Some karaoke parlors have closed. Others still open face harassment. One parlor visited by the AP stopped karaoke but stayed open, serving waterpipes and playing recorded music. Last week, Taliban fighters showed up, broke an accordion and tore down signs and stickers referring to music or karaoke. A few days later, they returned and told the customers to leave immediately.
Many musicians are applying for visas abroad.
In the family home of another ustad in Kharabat, everyone’s go-bag is packed, ready to leave when they can. In one room, a group of musicians was gathered on a recent day, drinking tea and discussing the situation.

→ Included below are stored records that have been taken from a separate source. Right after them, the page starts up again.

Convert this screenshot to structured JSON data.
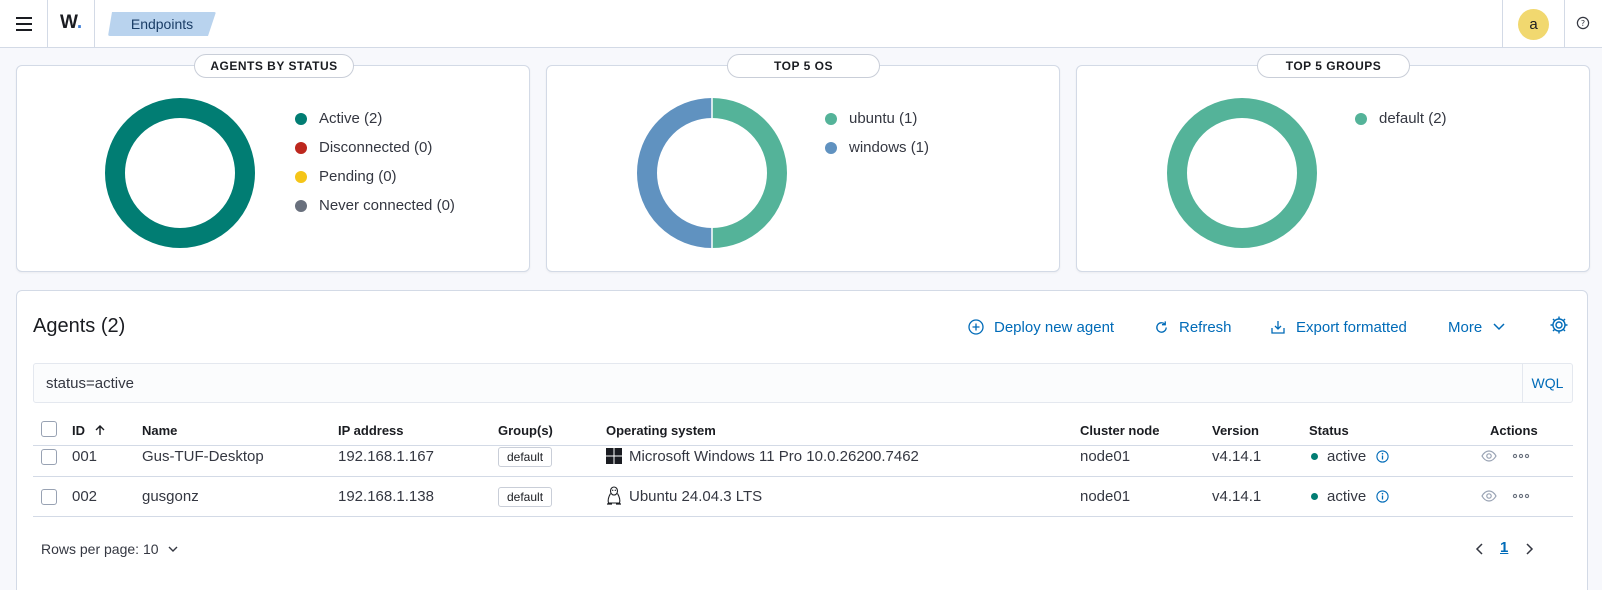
{
  "header": {
    "logo_text": "W",
    "logo_dot": ".",
    "breadcrumb": "Endpoints",
    "avatar_initial": "a"
  },
  "panels": [
    {
      "title": "AGENTS BY STATUS",
      "legend": [
        {
          "label": "Active (2)",
          "color": "#017d73",
          "value": 2
        },
        {
          "label": "Disconnected (0)",
          "color": "#bd271e",
          "value": 0
        },
        {
          "label": "Pending (0)",
          "color": "#f5c518",
          "value": 0
        },
        {
          "label": "Never connected (0)",
          "color": "#69707d",
          "value": 0
        }
      ]
    },
    {
      "title": "TOP 5 OS",
      "legend": [
        {
          "label": "ubuntu (1)",
          "color": "#54b399",
          "value": 1
        },
        {
          "label": "windows (1)",
          "color": "#6092c0",
          "value": 1
        }
      ]
    },
    {
      "title": "TOP 5 GROUPS",
      "legend": [
        {
          "label": "default (2)",
          "color": "#54b399",
          "value": 2
        }
      ]
    }
  ],
  "agents": {
    "title": "Agents (2)",
    "actions": {
      "deploy": "Deploy new agent",
      "refresh": "Refresh",
      "export": "Export formatted",
      "more": "More"
    },
    "search_value": "status=active",
    "wql": "WQL",
    "columns": {
      "id": "ID",
      "name": "Name",
      "ip": "IP address",
      "groups": "Group(s)",
      "os": "Operating system",
      "cluster": "Cluster node",
      "version": "Version",
      "status": "Status",
      "actions": "Actions"
    },
    "rows": [
      {
        "id": "001",
        "name": "Gus-TUF-Desktop",
        "ip": "192.168.1.167",
        "group": "default",
        "os_icon": "windows-icon",
        "os": "Microsoft Windows 11 Pro 10.0.26200.7462",
        "cluster": "node01",
        "version": "v4.14.1",
        "status": "active"
      },
      {
        "id": "002",
        "name": "gusgonz",
        "ip": "192.168.1.138",
        "group": "default",
        "os_icon": "linux-icon",
        "os": "Ubuntu 24.04.3 LTS",
        "cluster": "node01",
        "version": "v4.14.1",
        "status": "active"
      }
    ],
    "rows_per_page": "Rows per page: 10",
    "current_page": "1"
  }
}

They shared photos and videos from their performances around the world — Moscow, Baku, New Delhi, Dubai, New York.
“Musicians do not belong here anymore. We must leave. The love and affection of the last years are gone,” said a drum player, whose career has spanned 35 years and who is the master of a leading music education center in Kabul. Like many other musicians, he spoke on condition he not be named, fearing reprisals from the Taliban.
Another musician in the room said the Taliban broke a keyboard worth $3,000 when they saw it in his car as he crossed through a checkpoint. Others said they were shipping their most valuable instruments outside the country or hiding them. One had dismantled his tabla — a type of drum — and hidden the parts in different locations. Another buried his rebab, a stringed instrument, in his courtyard. Some said they hid instruments behind false walls.
“I had to survive and be the voice for other women in Afghanistan,” said Sayeed, now in Istanbul. She said she was asking Turkish authorities to help other musicians get out of her homeland. “The Taliban are not friends of Afghanistan, they are our enemies. Only enemies would want to destroy your history and your music,” she said.
At the Afghanistan National Institute of Music, most of the classrooms are empty. None of the teachers nor the 350 students have come back since the takeover. The institute was once famous for its inclusiveness and emerged as the face of a new Afghanistan. Now, it is guarded by fighters from the Haqqani network, an ally of the Taliban considered a terrorist group by the United States.
Inside the institute, pictures of boys and girls playing hang from the walls, dusty pianos rest inside locked rooms, and some instruments have been stacked in a container on the school’s patio. The fighters guarding the site said they were waiting for orders from the leadership on what to do with them.
“We’re not interested in listening to these things,” one fighter said, standing next to a set of dhambouras, a traditional string instrument. “I don’t even know what these items are. Personally, I’ve never listened to them and I’m not interested.”
In a classroom at the end of the corridor, a Taliban fighter rested on a mattress listening to a male voice chanting on his cell phone, apparently one of the instrument-less religious anthems common among the group.
Back in Kharabat, Mohammed Ibrahim Afzali once ran the family business repairing musical instruments. In mid-August, he put away his tools, broke the instruments left in the workshop and closed down. Now the 61-year-old sells chips and snacks to help feed his family of 13.
“I made this tiny shop. God is merciful, and we will find a piece of bread,” he said.